►

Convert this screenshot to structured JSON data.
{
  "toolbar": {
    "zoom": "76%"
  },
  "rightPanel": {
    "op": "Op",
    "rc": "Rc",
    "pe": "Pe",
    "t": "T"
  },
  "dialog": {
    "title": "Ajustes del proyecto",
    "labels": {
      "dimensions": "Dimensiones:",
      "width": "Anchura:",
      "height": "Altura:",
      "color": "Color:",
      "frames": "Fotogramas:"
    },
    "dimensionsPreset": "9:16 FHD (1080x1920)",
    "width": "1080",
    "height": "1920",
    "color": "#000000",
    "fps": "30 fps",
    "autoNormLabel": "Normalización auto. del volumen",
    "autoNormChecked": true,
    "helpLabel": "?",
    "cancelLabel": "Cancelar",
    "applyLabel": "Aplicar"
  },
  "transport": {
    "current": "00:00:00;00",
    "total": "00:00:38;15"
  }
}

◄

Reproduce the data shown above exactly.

Convert this screenshot to structured JSON data.
{
  "toolbar": {
    "zoom": "76%"
  },
  "rightPanel": {
    "op": "Op",
    "rc": "Rc",
    "pe": "Pe",
    "t": "T"
  },
  "dialog": {
    "title": "Ajustes del proyecto",
    "labels": {
      "dimensions": "Dimensiones:",
      "width": "Anchura:",
      "height": "Altura:",
      "color": "Color:",
      "frames": "Fotogramas:"
    },
    "dimensionsPreset": "9:16 FHD (1080x1920)",
    "width": "1080",
    "height": "1920",
    "color": "#000000",
    "fps": "30 fps",
    "autoNormLabel": "Normalización auto. del volumen",
    "autoNormChecked": true,
    "helpLabel": "?",
    "cancelLabel": "Cancelar",
    "applyLabel": "Aplicar"
  },
  "transport": {
    "current": "00:00:00;00",
    "total": "00:00:38;15"
  }
}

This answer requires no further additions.